5. Peace Lily (Spathiphyllum): This is not a true lily plant. It is mildly toxic to humans and animals, if ingested, but not as toxic as true lilies. These plants are often placed in bathrooms or laundry rooms because they are known for removing mold spores. They also remove formaldehyde and trichloroethylene (TCE). They can also filter toluene and xylene.
6. Gerbera (Gerber) Daisy (Gerbera): These beautiful flowers remove benzene from the air. They absorb carbon dioxide and give off oxygen overnight, which can improve your sleep.
Here are a few other plants that can improve your air quality.
|Photo: Forrest & Kim Starr|
|Photo: cogito ergo imago/Flickr|
|Photo: The Top Tenz|
Now, what are all these nasty things in the air, and where do they come from?

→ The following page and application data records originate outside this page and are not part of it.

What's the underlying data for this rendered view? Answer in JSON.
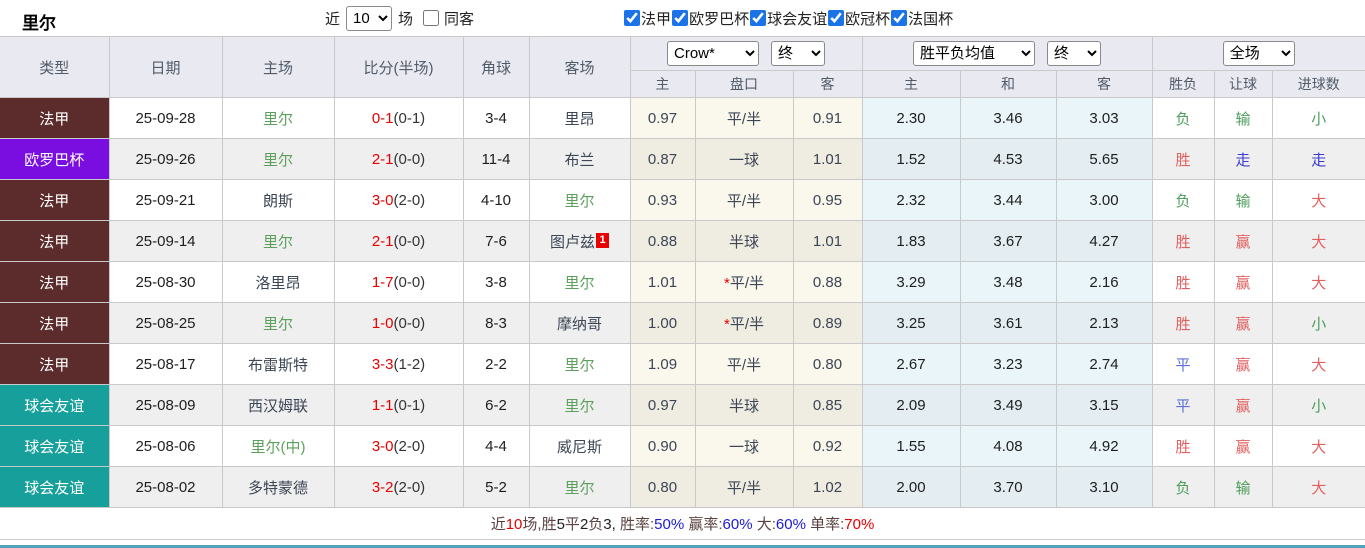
{
  "colors": {
    "type_bg": {
      "法甲": "#5c2c2c",
      "欧罗巴杯": "#7a0de0",
      "球会友谊": "#17a09b"
    },
    "result": {
      "red": "#e25f5f",
      "green": "#4e9d5c",
      "blue": "#5b6fd8",
      "deep_blue": "#3b3bd0"
    },
    "score_red": "#e60000",
    "lille_green": "#5da05d",
    "checkbox_accent": "#1b73e8",
    "bottom_line": "#4fa4ba",
    "footer": {
      "label": "#5c4343",
      "dark": "#222222",
      "red": "#e60000",
      "blue": "#1a1adb"
    }
  },
  "topbar": {
    "title": "里尔",
    "recent_label": "近",
    "recent_value": "10",
    "matches_label": "场",
    "same_away": {
      "label": "同客",
      "checked": false
    },
    "leagues": [
      {
        "label": "法甲",
        "checked": true
      },
      {
        "label": "欧罗巴杯",
        "checked": true
      },
      {
        "label": "球会友谊",
        "checked": true
      },
      {
        "label": "欧冠杯",
        "checked": true
      },
      {
        "label": "法国杯",
        "checked": true
      }
    ]
  },
  "table": {
    "headers": {
      "type": "类型",
      "date": "日期",
      "home": "主场",
      "score": "比分(半场)",
      "corner": "角球",
      "away": "客场",
      "asian_sub": [
        "主",
        "盘口",
        "客"
      ],
      "europe_sub": [
        "主",
        "和",
        "客"
      ],
      "result_sub": [
        "胜负",
        "让球",
        "进球数"
      ]
    },
    "controls": {
      "bookmaker": "Crow*",
      "asian_time": "终",
      "europe_type": "胜平负均值",
      "europe_time": "终",
      "scope": "全场"
    },
    "rows": [
      {
        "type": "法甲",
        "date": "25-09-28",
        "home": "里尔",
        "home_highlight": true,
        "score": "0-1",
        "half": "(0-1)",
        "corner": "3-4",
        "away": "里昂",
        "away_highlight": false,
        "away_badge": "",
        "asian_home": "0.97",
        "handicap": "平/半",
        "handicap_star": false,
        "asian_away": "0.91",
        "europe_home": "2.30",
        "europe_draw": "3.46",
        "europe_away": "3.03",
        "outcome": {
          "text": "负",
          "color": "green"
        },
        "handicap_result": {
          "text": "输",
          "color": "green"
        },
        "goals_result": {
          "text": "小",
          "color": "green"
        }
      },
      {
        "type": "欧罗巴杯",
        "date": "25-09-26",
        "home": "里尔",
        "home_highlight": true,
        "score": "2-1",
        "half": "(0-0)",
        "corner": "11-4",
        "away": "布兰",
        "away_highlight": false,
        "away_badge": "",
        "asian_home": "0.87",
        "handicap": "一球",
        "handicap_star": false,
        "asian_away": "1.01",
        "europe_home": "1.52",
        "europe_draw": "4.53",
        "europe_away": "5.65",
        "outcome": {
          "text": "胜",
          "color": "red"
        },
        "handicap_result": {
          "text": "走",
          "color": "deep_blue"
        },
        "goals_result": {
          "text": "走",
          "color": "deep_blue"
        }
      },
      {
        "type": "法甲",
        "date": "25-09-21",
        "home": "朗斯",
        "home_highlight": false,
        "score": "3-0",
        "half": "(2-0)",
        "corner": "4-10",
        "away": "里尔",
        "away_highlight": true,
        "away_badge": "",
        "asian_home": "0.93",
        "handicap": "平/半",
        "handicap_star": false,
        "asian_away": "0.95",
        "europe_home": "2.32",
        "europe_draw": "3.44",
        "europe_away": "3.00",
        "outcome": {
          "text": "负",
          "color": "green"
        },
        "handicap_result": {
          "text": "输",
          "color": "green"
        },
        "goals_result": {
          "text": "大",
          "color": "red"
        }
      },
      {
        "type": "法甲",
        "date": "25-09-14",
        "home": "里尔",
        "home_highlight": true,
        "score": "2-1",
        "half": "(0-0)",
        "corner": "7-6",
        "away": "图卢兹",
        "away_highlight": false,
        "away_badge": "1",
        "asian_home": "0.88",
        "handicap": "半球",
        "handicap_star": false,
        "asian_away": "1.01",
        "europe_home": "1.83",
        "europe_draw": "3.67",
        "europe_away": "4.27",
        "outcome": {
          "text": "胜",
          "color": "red"
        },
        "handicap_result": {
          "text": "赢",
          "color": "red"
        },
        "goals_result": {
          "text": "大",
          "color": "red"
        }
      },
      {
        "type": "法甲",
        "date": "25-08-30",
        "home": "洛里昂",
        "home_highlight": false,
        "score": "1-7",
        "half": "(0-0)",
        "corner": "3-8",
        "away": "里尔",
        "away_highlight": true,
        "away_badge": "",
        "asian_home": "1.01",
        "handicap": "平/半",
        "handicap_star": true,
        "asian_away": "0.88",
        "europe_home": "3.29",
        "europe_draw": "3.48",
        "europe_away": "2.16",
        "outcome": {
          "text": "胜",
          "color": "red"
        },
        "handicap_result": {
          "text": "赢",
          "color": "red"
        },
        "goals_result": {
          "text": "大",
          "color": "red"
        }
      },
      {
        "type": "法甲",
        "date": "25-08-25",
        "home": "里尔",
        "home_highlight": true,
        "score": "1-0",
        "half": "(0-0)",
        "corner": "8-3",
        "away": "摩纳哥",
        "away_highlight": false,
        "away_badge": "",
        "asian_home": "1.00",
        "handicap": "平/半",
        "handicap_star": true,
        "asian_away": "0.89",
        "europe_home": "3.25",
        "europe_draw": "3.61",
        "europe_away": "2.13",
        "outcome": {
          "text": "胜",
          "color": "red"
        },
        "handicap_result": {
          "text": "赢",
          "color": "red"
        },
        "goals_result": {
          "text": "小",
          "color": "green"
        }
      },
      {
        "type": "法甲",
        "date": "25-08-17",
        "home": "布雷斯特",
        "home_highlight": false,
        "score": "3-3",
        "half": "(1-2)",
        "corner": "2-2",
        "away": "里尔",
        "away_highlight": true,
        "away_badge": "",
        "asian_home": "1.09",
        "handicap": "平/半",
        "handicap_star": false,
        "asian_away": "0.80",
        "europe_home": "2.67",
        "europe_draw": "3.23",
        "europe_away": "2.74",
        "outcome": {
          "text": "平",
          "color": "blue"
        },
        "handicap_result": {
          "text": "赢",
          "color": "red"
        },
        "goals_result": {
          "text": "大",
          "color": "red"
        }
      },
      {
        "type": "球会友谊",
        "date": "25-08-09",
        "home": "西汉姆联",
        "home_highlight": false,
        "score": "1-1",
        "half": "(0-1)",
        "corner": "6-2",
        "away": "里尔",
        "away_highlight": true,
        "away_badge": "",
        "asian_home": "0.97",
        "handicap": "半球",
        "handicap_star": false,
        "asian_away": "0.85",
        "europe_home": "2.09",
        "europe_draw": "3.49",
        "europe_away": "3.15",
        "outcome": {
          "text": "平",
          "color": "blue"
        },
        "handicap_result": {
          "text": "赢",
          "color": "red"
        },
        "goals_result": {
          "text": "小",
          "color": "green"
        }
      },
      {
        "type": "球会友谊",
        "date": "25-08-06",
        "home": "里尔(中)",
        "home_highlight": true,
        "score": "3-0",
        "half": "(2-0)",
        "corner": "4-4",
        "away": "威尼斯",
        "away_highlight": false,
        "away_badge": "",
        "asian_home": "0.90",
        "handicap": "一球",
        "handicap_star": false,
        "asian_away": "0.92",
        "europe_home": "1.55",
        "europe_draw": "4.08",
        "europe_away": "4.92",
        "outcome": {
          "text": "胜",
          "color": "red"
        },
        "handicap_result": {
          "text": "赢",
          "color": "red"
        },
        "goals_result": {
          "text": "大",
          "color": "red"
        }
      },
      {
        "type": "球会友谊",
        "date": "25-08-02",
        "home": "多特蒙德",
        "home_highlight": false,
        "score": "3-2",
        "half": "(2-0)",
        "corner": "5-2",
        "away": "里尔",
        "away_highlight": true,
        "away_badge": "",
        "asian_home": "0.80",
        "handicap": "平/半",
        "handicap_star": false,
        "asian_away": "1.02",
        "europe_home": "2.00",
        "europe_draw": "3.70",
        "europe_away": "3.10",
        "outcome": {
          "text": "负",
          "color": "green"
        },
        "handicap_result": {
          "text": "输",
          "color": "green"
        },
        "goals_result": {
          "text": "大",
          "color": "red"
        }
      }
    ]
  },
  "footer": {
    "segments": [
      {
        "text": "近",
        "color": "label"
      },
      {
        "text": "10",
        "color": "red"
      },
      {
        "text": "场,胜",
        "color": "label"
      },
      {
        "text": "5",
        "color": "dark"
      },
      {
        "text": "平",
        "color": "label"
      },
      {
        "text": "2",
        "color": "dark"
      },
      {
        "text": "负",
        "color": "label"
      },
      {
        "text": "3, ",
        "color": "dark"
      },
      {
        "text": "胜率:",
        "color": "label"
      },
      {
        "text": "50%",
        "color": "blue"
      },
      {
        "text": " 赢率:",
        "color": "label"
      },
      {
        "text": "60%",
        "color": "blue"
      },
      {
        "text": " 大:",
        "color": "label"
      },
      {
        "text": "60%",
        "color": "blue"
      },
      {
        "text": " 单率:",
        "color": "label"
      },
      {
        "text": "70%",
        "color": "red"
      }
    ]
  }
}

Formaldehyde is a common chemical with a strong, pickle-like odor. It is used in thousands of products as a bonding agent or solvent. It is used to make plywood, particle board, paneling, and pressed-wood products, as well as foam insulation. Permanent press fabrics, shampoos, cosmetics, and even toilet paper contain small amounts of formaldehyde. The formaldehyde gets released into the air as a gas. Carpets have not been made using formaldehyde for some 30 years, now, but they do contain other chemicals that can interact with ozone in the air inside your home to produce formaldehyde. If you buy a large piece of furniture made of particle board or install new carpet, keep your home well ventilated and use plants to help clear the air.
Nitrogen oxides are released into the air from motor vehicle exhaust in attached garages, or the burning of coal, oil, diesel fuel, or natural gas. If you live near an electric power plant, this may be an issue for you. Nitrogen oxides are also released during the process of welding, electroplating, and engraving, so if you have a workshop where one of these processes take place, this may be an issue. The most prevalent source of nitrogen oxides in the home is cigarette smoke.

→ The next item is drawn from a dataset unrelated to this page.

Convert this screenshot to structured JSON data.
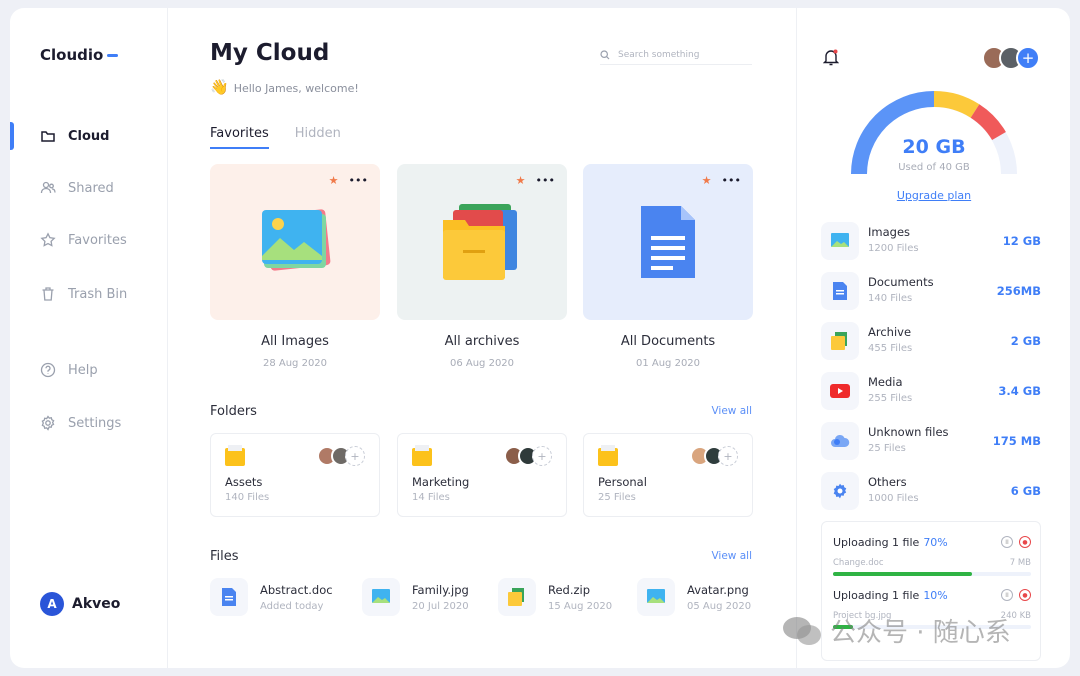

Benzene vapors come from glues, paints, furniture wax and detergents, although many of these products have been reformulated since the late 1970s to reduce or eliminate benzene content. About 50% of all benzene exposure in the United States is due to exposure to tobacco smoke.
Tuolene is used in making paint, paint thinners, fingernail polish, lacquers, adhesives and rubber. It is also used in some printing and leather tanning processes.
Xylene is a solvent used in leather, rubber, and printing industries.
Trichloroethylene (TCE) is found in typewriter correction fluid, paint, spot removers, carpet-cleaning fluids, metal cleaners, and varnishes.
Carbon monoxide sources include unvented kerosene and gas space heaters, leaking chimneys and furnaces; back-drafting from furnaces, gas water heaters wood stoves and fireplaces; gas cooking stoves; generators and other gasoline-powered equipment; automobile exhaust from attached garages; and tobacco smoke. This is not to be confused with carbon dioxide.
Carbon dioxide is produced when humans and animals breathe out. Plants give off oxygen, which we breathe in, and we give off carbon dioxide, which plants absorb. It's a nice exchange, and one of the main reasons why we need those rainforests. Carbon dioxide is also produced when coal is burned and when volcanoes erupt.
Mold spores grow and fill the air in humid conditions where rooms are not well ventilated. Make sure your furniture is not blocking ventilation ducts. Mold spores also grow in homes that have been flooded.
Airborne fecal matter sounds gross, but it's not as much of a problem as it might appear. Older, dried stools can become airborne on the wind, or when you are mixing it into compost. Fortunately, the illness-causing organisms (viruses, bacteria, fungus or parasites) die when fecal matter dries out. Normally, people don't have any problem handling this, should they breathe in fecal matter, but if your immune system is suppressed (after chemotherapy, for example, or if you have HIV), you may wish to be especially careful to flush stools immediately and clean your bathroom area regularly. This should be standard procedure, for everybody, anyway.